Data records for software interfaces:

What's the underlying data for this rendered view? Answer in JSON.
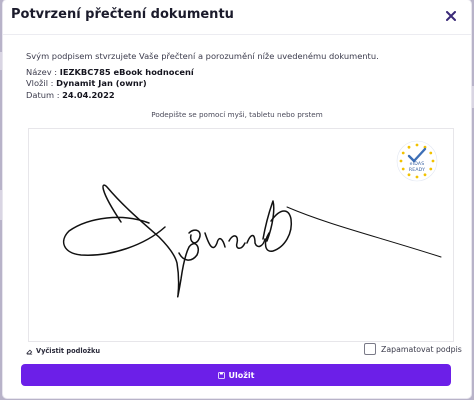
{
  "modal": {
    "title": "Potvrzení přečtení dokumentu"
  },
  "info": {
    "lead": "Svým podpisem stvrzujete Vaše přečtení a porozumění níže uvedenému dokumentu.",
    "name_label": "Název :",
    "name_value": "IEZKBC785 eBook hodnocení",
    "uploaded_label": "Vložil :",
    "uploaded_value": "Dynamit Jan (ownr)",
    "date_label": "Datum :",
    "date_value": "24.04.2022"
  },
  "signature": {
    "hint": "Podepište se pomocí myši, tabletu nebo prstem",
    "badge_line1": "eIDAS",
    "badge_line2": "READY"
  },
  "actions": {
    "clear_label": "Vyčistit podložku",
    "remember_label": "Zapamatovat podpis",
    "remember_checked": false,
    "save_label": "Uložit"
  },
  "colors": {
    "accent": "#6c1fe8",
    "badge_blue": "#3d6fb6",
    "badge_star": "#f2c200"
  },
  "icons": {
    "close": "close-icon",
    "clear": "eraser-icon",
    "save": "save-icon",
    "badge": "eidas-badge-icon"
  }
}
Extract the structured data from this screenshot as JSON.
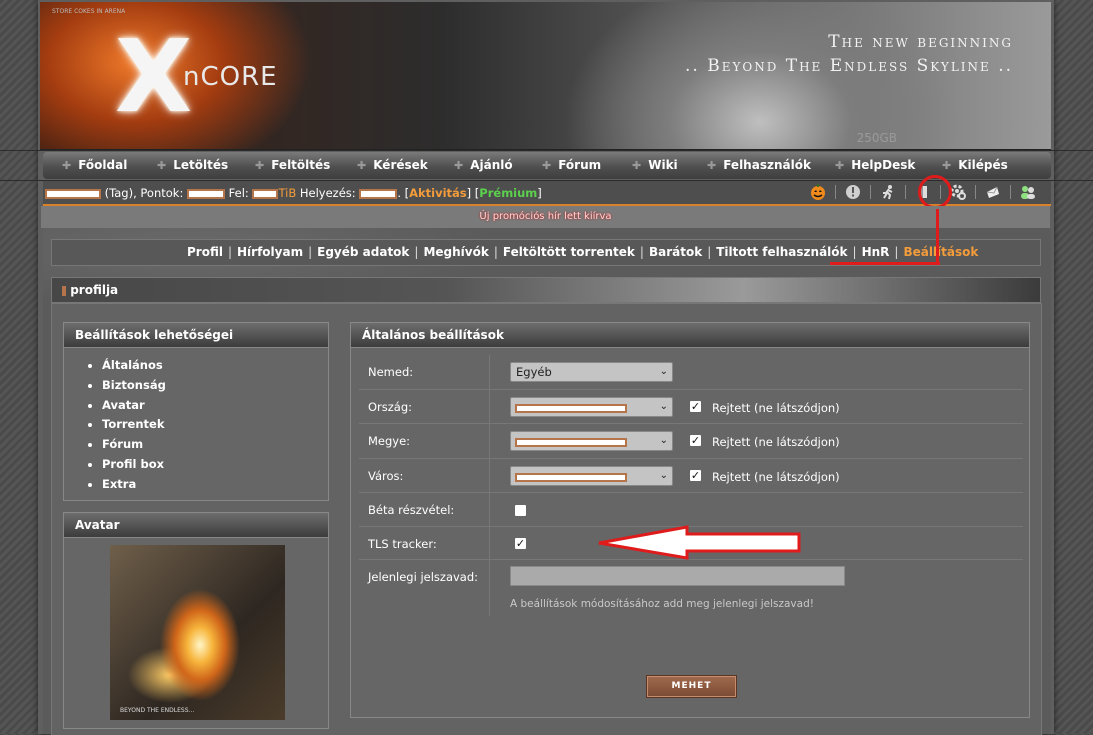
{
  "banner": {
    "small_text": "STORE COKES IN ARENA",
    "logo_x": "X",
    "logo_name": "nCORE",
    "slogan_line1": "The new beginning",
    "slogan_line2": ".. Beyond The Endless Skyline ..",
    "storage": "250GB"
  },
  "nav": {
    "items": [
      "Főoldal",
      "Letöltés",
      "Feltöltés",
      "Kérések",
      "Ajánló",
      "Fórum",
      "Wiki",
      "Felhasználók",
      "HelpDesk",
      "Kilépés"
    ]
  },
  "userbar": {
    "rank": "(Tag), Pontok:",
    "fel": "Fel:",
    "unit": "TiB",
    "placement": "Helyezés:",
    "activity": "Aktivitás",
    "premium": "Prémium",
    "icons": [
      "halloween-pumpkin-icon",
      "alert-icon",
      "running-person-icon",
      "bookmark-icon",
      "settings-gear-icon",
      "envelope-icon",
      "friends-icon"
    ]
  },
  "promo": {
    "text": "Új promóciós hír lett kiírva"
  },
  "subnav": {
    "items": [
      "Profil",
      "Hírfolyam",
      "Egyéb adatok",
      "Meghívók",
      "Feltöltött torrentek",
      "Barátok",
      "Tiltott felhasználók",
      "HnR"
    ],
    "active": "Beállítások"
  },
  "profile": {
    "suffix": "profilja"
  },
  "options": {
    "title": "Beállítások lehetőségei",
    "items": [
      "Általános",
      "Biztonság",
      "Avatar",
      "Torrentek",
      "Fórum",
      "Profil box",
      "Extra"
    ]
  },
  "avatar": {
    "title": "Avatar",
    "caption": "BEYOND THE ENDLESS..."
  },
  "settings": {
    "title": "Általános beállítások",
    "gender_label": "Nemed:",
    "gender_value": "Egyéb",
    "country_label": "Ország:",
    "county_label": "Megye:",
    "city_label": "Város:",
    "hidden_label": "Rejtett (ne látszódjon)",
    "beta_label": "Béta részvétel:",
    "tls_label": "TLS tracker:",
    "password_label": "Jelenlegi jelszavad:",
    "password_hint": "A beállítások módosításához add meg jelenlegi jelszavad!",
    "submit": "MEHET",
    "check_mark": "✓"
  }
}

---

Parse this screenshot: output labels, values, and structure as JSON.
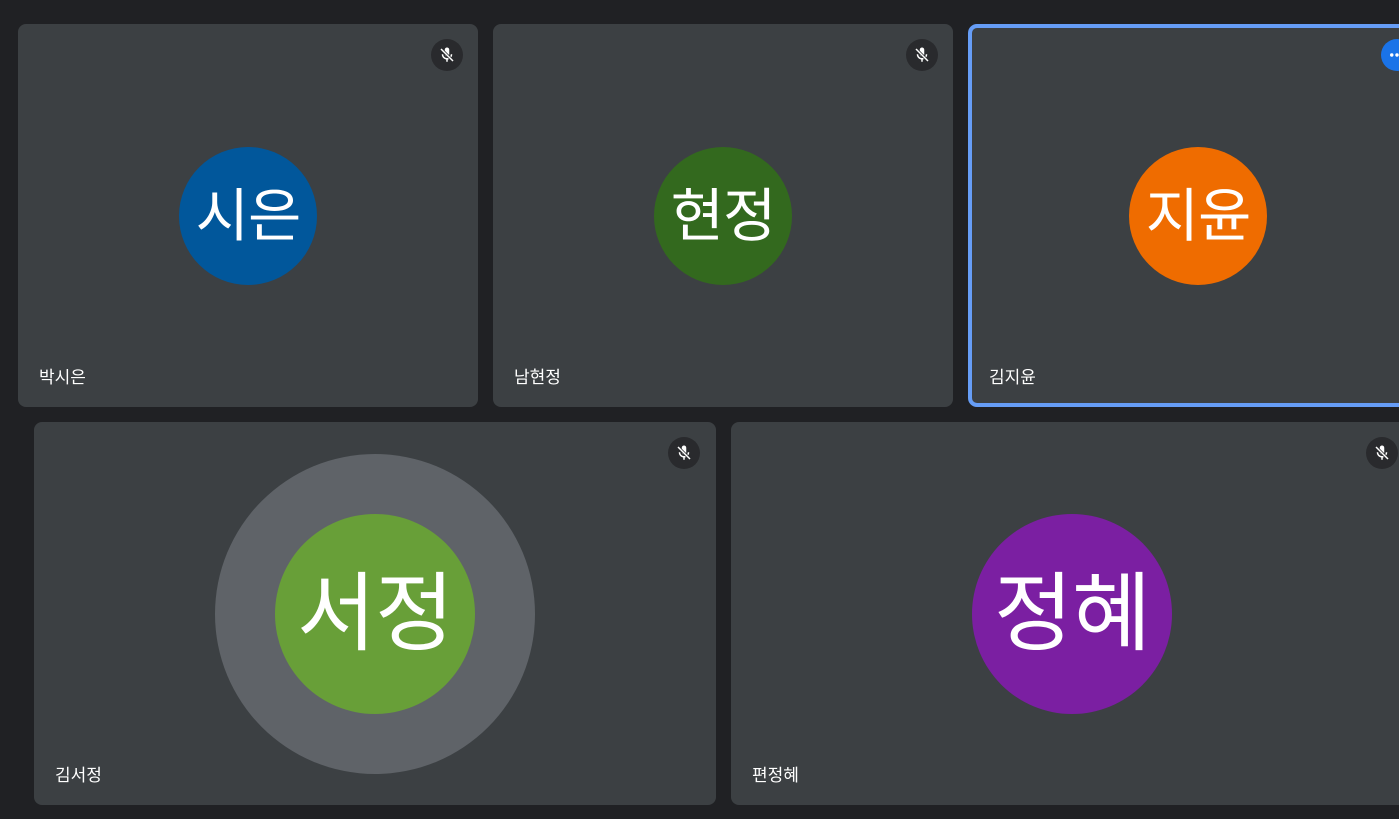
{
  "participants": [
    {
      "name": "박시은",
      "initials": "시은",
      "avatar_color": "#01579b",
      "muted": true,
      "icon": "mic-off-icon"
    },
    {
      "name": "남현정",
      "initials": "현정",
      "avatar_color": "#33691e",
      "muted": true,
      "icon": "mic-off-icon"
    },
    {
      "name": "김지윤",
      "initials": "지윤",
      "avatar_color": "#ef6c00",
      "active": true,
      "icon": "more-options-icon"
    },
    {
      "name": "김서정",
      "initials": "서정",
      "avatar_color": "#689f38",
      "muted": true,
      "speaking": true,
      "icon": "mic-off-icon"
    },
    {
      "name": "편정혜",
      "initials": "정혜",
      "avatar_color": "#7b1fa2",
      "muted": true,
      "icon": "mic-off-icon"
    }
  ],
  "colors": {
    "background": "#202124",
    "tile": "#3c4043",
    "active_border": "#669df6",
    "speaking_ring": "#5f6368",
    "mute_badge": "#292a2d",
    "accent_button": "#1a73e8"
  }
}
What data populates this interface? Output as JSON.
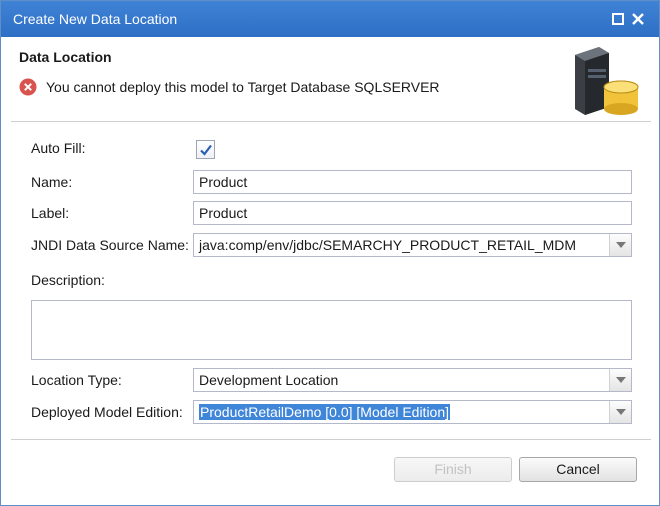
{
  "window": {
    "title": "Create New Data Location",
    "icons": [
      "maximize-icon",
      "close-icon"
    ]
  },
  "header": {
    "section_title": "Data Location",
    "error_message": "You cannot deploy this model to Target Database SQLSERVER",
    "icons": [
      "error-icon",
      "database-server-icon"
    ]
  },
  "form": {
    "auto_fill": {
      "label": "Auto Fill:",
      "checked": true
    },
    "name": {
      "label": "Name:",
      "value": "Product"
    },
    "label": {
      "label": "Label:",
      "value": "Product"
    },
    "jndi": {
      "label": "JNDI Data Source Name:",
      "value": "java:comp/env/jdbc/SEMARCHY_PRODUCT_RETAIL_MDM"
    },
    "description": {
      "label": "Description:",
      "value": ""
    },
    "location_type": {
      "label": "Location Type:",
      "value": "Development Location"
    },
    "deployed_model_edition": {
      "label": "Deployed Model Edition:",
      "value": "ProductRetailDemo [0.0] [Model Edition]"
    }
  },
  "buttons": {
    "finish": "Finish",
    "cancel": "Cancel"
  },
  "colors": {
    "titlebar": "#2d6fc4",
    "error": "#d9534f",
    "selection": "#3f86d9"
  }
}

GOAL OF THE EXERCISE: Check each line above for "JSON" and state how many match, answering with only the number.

COMPLETED TASK: 4